Congress and the White House struck a deal late Friday on a relief package to assist individuals affected by the coronavirus pandemic, moving to confront the situation that has shutdown sporting events and created concern in financial markets.
First District Congressman Kevin Hern, though, was among 40 members to vote against the bill.
“I strongly believe that a bill of this magnitude should not be voted on in the middle of the night, in a haste,” Hern said in a written statement.
Hern said the House should have waited until at least later in the weekend to vote.
“The fact is, the Senate won’t vote on this bill until Monday, which means the President will not sign it into law until Tuesday, at the earliest. There is no reason we can’t read through the proposal, debate the pro’s and con’s, and then vote sometime later this weekend.”
The legislation is expected to provide free testing, sick pay for workers, enhanced unemployment benefits and bolstered food programs.
Hern said he objected to elements of the bill he views as detrimental to business and workers.
“To be clear, this bill contained provisions that I supported, but there was much left to be desired. ... I will not vote for any bill, emergency or not, that contains regulations that would hamstring businesses and workers, especially in this climate where they recover from the economic burden of this virus.”
Representatives Frank Lucas, Tom Cole and Kendra Horn voted for the bill.
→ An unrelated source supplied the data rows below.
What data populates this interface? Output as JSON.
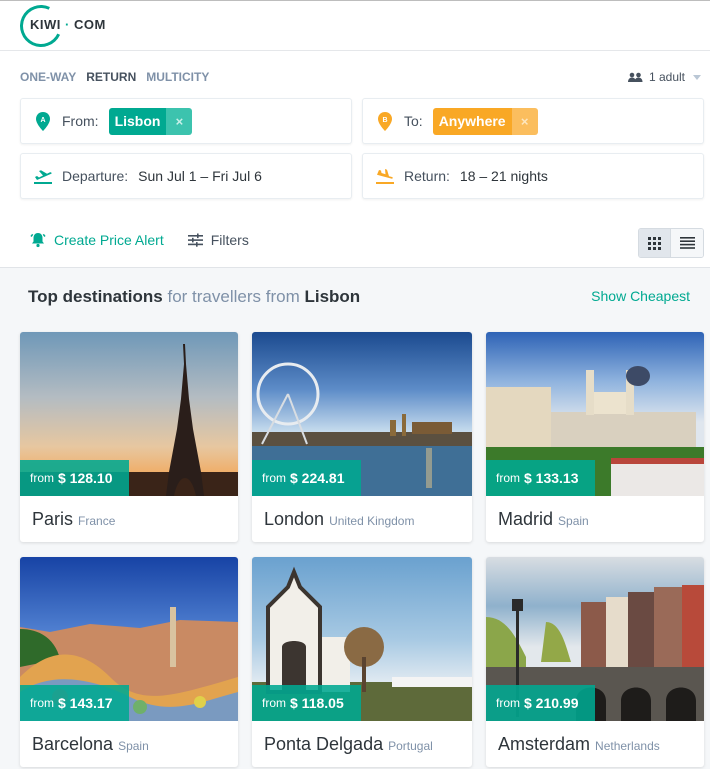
{
  "header": {
    "logo_left": "KIWI",
    "logo_dot": "·",
    "logo_right": "COM"
  },
  "trip_types": [
    {
      "label": "ONE-WAY",
      "active": false
    },
    {
      "label": "RETURN",
      "active": true
    },
    {
      "label": "MULTICITY",
      "active": false
    }
  ],
  "passengers": {
    "label": "1 adult",
    "icon": "users-icon"
  },
  "search": {
    "from": {
      "label": "From:",
      "value": "Lisbon",
      "icon": "pin-a-icon"
    },
    "to": {
      "label": "To:",
      "value": "Anywhere",
      "icon": "pin-b-icon"
    },
    "departure": {
      "label": "Departure:",
      "value": "Sun Jul 1 – Fri Jul 6",
      "icon": "takeoff-icon"
    },
    "return": {
      "label": "Return:",
      "value": "18 – 21 nights",
      "icon": "landing-icon"
    },
    "remove_symbol": "×"
  },
  "actions": {
    "price_alert": "Create Price Alert",
    "filters": "Filters"
  },
  "view_modes": [
    "grid",
    "list"
  ],
  "section": {
    "title_bold": "Top destinations",
    "title_mid": "for travellers from",
    "title_city": "Lisbon",
    "show_cheapest": "Show Cheapest"
  },
  "colors": {
    "brand": "#00a991",
    "accent_orange": "#f9a825"
  },
  "destinations": [
    {
      "city": "Paris",
      "country": "France",
      "from": "from",
      "price": "$ 128.10",
      "scene": "paris"
    },
    {
      "city": "London",
      "country": "United Kingdom",
      "from": "from",
      "price": "$ 224.81",
      "scene": "london"
    },
    {
      "city": "Madrid",
      "country": "Spain",
      "from": "from",
      "price": "$ 133.13",
      "scene": "madrid"
    },
    {
      "city": "Barcelona",
      "country": "Spain",
      "from": "from",
      "price": "$ 143.17",
      "scene": "barcelona"
    },
    {
      "city": "Ponta Delgada",
      "country": "Portugal",
      "from": "from",
      "price": "$ 118.05",
      "scene": "ponta"
    },
    {
      "city": "Amsterdam",
      "country": "Netherlands",
      "from": "from",
      "price": "$ 210.99",
      "scene": "amsterdam"
    }
  ]
}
Rep. Markwayne Mullin, who was been dealing with a family medical situation, was absent.
Lucas, like Hern, noted the bill had changed during the past few weeks but said it remained mostly on point.
“While this wasn’t the first draft of the bill,” said Lucas said, “I’m encouraged that lofty, political opportunism could be put aside in order for Congress and the Administration to provide for the health and financial well-being of the American people.”